WHAT YOU HAVE TO DO
State the number of lines in the material below that hold "label", and add nothing to it.
-=-=-=-=-
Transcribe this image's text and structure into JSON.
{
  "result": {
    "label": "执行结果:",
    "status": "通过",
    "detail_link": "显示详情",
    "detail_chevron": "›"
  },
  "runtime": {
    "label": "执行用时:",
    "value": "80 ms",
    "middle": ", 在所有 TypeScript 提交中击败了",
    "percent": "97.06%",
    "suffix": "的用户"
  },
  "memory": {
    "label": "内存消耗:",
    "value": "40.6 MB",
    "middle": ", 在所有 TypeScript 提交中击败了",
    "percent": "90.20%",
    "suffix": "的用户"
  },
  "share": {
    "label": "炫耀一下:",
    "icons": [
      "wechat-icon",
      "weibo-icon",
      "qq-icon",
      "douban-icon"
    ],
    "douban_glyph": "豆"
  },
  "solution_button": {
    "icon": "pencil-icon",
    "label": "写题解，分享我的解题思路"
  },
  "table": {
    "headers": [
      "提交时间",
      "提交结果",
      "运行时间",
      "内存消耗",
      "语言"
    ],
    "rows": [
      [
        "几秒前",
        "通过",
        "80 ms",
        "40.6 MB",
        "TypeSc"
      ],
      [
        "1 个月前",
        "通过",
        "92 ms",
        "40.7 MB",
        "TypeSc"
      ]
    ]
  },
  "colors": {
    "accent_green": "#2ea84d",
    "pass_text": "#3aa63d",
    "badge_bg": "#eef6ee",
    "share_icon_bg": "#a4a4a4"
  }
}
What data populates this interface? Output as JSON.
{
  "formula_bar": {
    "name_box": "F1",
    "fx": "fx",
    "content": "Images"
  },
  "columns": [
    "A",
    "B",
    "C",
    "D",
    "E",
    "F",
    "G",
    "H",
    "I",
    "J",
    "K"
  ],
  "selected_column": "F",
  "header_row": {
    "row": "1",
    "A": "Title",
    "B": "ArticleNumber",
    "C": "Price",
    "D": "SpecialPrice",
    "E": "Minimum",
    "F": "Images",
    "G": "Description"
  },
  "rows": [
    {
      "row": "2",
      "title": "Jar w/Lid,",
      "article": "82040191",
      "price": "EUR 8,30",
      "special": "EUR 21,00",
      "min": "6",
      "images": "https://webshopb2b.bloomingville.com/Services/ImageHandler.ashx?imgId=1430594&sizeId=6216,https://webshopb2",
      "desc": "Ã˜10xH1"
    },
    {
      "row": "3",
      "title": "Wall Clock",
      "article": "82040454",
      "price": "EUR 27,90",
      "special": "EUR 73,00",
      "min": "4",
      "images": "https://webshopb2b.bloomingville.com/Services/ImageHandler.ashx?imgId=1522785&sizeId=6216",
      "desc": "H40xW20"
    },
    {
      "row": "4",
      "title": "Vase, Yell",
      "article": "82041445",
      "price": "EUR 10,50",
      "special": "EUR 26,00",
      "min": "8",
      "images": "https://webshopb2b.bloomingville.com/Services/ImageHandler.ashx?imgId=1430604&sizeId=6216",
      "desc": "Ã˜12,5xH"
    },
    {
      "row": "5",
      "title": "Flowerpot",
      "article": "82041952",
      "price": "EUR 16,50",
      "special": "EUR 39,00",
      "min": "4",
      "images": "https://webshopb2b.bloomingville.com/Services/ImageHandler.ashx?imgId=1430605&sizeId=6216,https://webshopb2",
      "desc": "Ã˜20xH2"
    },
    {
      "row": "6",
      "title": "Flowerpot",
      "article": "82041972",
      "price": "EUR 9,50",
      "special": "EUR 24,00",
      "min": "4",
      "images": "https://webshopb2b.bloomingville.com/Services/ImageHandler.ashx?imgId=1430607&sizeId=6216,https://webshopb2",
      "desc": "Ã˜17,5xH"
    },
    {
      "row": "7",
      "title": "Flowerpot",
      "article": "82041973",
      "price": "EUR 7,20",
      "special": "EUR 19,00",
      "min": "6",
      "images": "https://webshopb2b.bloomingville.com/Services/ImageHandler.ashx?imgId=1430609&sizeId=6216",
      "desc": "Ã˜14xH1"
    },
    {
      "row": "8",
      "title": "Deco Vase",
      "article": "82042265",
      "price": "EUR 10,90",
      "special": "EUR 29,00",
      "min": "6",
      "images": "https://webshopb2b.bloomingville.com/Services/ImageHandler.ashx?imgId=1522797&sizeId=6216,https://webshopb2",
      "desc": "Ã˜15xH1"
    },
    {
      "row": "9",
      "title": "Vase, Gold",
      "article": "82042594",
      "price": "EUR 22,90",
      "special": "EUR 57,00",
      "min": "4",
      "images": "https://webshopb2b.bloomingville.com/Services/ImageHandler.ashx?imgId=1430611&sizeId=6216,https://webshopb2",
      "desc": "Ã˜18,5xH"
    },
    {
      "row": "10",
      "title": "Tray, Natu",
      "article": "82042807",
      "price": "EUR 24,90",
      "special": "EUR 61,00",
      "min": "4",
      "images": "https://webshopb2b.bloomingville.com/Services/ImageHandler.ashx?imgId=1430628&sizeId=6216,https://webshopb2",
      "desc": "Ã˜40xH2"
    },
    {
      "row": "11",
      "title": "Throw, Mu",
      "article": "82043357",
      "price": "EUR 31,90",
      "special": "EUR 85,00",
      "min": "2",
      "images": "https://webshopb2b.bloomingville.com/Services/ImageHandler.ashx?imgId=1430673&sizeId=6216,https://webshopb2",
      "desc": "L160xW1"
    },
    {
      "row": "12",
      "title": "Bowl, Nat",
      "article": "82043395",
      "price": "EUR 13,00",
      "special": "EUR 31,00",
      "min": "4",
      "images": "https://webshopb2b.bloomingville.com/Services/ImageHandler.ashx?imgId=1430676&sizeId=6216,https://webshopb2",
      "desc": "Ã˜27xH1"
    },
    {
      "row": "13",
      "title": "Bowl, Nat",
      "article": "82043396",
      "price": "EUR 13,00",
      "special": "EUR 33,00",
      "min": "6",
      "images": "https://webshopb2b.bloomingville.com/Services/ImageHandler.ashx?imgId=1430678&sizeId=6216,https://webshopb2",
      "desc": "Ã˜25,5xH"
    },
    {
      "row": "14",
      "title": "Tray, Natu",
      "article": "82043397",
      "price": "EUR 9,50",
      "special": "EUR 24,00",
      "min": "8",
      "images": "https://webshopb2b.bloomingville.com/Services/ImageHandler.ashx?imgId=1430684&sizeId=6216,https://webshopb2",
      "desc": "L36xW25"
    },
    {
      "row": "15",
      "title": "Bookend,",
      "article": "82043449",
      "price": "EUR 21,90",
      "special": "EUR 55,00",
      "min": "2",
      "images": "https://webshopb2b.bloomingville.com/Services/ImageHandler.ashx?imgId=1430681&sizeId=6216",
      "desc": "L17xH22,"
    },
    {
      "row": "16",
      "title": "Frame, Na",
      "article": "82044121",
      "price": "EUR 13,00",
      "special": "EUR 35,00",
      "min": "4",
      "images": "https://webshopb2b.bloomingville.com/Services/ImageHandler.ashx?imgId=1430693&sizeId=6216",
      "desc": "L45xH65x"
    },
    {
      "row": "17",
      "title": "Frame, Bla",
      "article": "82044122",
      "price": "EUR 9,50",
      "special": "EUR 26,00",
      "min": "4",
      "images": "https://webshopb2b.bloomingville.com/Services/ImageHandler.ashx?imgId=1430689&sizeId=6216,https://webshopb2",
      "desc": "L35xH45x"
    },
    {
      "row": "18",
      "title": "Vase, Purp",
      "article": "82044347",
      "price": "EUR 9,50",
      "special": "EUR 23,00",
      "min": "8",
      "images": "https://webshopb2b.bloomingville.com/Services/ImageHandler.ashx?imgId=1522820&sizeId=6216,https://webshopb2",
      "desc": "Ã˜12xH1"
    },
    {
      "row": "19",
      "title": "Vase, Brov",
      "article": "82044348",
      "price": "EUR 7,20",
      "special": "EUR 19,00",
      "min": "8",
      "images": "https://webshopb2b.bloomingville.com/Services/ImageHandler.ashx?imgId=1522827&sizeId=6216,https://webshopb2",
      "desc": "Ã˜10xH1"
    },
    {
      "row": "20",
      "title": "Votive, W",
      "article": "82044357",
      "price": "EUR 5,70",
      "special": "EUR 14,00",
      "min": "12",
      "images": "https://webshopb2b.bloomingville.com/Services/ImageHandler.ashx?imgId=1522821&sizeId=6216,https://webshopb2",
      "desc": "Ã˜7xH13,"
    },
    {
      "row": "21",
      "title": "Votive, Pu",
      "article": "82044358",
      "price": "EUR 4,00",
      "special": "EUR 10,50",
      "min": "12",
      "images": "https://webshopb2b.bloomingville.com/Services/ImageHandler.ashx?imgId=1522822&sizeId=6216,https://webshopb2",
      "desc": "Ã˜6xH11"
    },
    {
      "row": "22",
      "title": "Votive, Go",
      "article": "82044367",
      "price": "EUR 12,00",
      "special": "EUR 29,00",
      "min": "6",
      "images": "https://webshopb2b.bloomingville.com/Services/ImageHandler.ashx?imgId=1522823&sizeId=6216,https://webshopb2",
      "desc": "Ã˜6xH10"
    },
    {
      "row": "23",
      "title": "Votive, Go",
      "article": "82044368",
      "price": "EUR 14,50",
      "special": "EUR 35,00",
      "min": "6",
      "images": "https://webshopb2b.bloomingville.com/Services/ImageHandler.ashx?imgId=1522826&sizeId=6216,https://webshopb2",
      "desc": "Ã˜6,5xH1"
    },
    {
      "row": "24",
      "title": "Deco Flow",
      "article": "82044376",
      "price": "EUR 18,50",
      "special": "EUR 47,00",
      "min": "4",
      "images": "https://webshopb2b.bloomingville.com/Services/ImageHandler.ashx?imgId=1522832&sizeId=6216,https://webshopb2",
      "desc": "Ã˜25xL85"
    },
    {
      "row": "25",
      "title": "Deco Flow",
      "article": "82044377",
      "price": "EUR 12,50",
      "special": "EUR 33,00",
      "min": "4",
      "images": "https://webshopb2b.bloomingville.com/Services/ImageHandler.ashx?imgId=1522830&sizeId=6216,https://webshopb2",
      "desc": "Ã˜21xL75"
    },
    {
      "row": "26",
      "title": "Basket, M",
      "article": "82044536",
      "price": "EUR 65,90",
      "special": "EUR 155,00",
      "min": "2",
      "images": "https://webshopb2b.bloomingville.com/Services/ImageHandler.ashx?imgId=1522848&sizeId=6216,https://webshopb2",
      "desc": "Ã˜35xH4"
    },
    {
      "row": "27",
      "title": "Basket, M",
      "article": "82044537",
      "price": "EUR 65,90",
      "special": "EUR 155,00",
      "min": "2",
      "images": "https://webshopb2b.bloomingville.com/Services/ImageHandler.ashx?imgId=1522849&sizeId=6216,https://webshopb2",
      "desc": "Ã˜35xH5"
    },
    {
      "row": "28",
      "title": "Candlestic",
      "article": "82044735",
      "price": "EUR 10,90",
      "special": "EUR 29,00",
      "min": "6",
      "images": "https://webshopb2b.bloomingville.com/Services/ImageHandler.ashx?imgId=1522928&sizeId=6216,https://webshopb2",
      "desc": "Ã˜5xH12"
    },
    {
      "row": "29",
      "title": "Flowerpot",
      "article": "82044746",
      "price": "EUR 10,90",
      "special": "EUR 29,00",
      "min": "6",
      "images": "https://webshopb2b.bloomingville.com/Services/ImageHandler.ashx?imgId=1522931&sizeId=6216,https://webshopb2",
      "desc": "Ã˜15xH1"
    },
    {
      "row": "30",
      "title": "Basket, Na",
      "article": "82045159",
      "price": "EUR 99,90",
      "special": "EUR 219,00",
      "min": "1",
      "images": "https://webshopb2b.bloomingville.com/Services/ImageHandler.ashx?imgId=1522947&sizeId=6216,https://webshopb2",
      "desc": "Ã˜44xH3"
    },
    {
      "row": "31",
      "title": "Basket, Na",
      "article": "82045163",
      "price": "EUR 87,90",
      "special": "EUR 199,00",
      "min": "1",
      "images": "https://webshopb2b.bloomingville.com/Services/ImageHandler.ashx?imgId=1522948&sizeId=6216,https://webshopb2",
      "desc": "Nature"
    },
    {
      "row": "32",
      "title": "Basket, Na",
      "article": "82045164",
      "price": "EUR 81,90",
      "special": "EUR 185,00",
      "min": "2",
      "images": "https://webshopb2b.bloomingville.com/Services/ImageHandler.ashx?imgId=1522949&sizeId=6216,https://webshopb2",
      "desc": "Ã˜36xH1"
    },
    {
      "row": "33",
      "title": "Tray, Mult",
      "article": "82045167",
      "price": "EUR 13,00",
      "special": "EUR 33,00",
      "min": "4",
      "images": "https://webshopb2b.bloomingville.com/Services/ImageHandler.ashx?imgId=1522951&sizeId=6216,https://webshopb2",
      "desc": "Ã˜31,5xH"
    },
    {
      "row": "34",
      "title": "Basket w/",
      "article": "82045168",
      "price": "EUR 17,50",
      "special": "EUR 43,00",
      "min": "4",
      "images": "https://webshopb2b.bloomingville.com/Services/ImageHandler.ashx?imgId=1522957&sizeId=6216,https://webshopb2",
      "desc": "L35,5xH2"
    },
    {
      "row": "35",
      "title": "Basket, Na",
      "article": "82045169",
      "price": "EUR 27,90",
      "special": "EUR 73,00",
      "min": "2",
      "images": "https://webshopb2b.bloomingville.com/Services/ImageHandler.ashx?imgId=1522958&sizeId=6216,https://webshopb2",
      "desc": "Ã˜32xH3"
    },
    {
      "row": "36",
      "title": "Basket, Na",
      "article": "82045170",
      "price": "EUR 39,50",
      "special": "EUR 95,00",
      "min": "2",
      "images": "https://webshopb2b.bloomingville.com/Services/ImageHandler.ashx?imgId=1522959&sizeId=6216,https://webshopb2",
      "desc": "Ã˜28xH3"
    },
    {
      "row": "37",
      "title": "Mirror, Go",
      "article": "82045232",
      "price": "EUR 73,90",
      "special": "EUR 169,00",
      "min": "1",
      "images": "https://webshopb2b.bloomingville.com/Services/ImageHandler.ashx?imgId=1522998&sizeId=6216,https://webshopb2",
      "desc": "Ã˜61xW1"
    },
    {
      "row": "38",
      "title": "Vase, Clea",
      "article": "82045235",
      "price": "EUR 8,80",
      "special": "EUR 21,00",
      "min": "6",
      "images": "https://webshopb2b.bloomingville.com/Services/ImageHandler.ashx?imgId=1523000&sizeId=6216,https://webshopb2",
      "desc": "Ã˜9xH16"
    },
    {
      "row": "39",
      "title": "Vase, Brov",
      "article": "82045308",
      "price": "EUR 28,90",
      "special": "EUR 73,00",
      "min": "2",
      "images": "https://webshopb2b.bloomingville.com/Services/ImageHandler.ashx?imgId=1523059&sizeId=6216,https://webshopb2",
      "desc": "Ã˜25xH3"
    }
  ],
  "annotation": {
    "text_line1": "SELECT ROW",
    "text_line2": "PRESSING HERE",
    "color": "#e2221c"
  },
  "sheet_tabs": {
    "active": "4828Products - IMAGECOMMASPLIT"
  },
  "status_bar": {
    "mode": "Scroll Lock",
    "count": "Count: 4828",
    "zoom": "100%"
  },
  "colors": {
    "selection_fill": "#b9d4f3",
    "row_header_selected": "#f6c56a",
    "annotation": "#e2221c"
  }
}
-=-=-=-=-
OUTPUT BELOW
5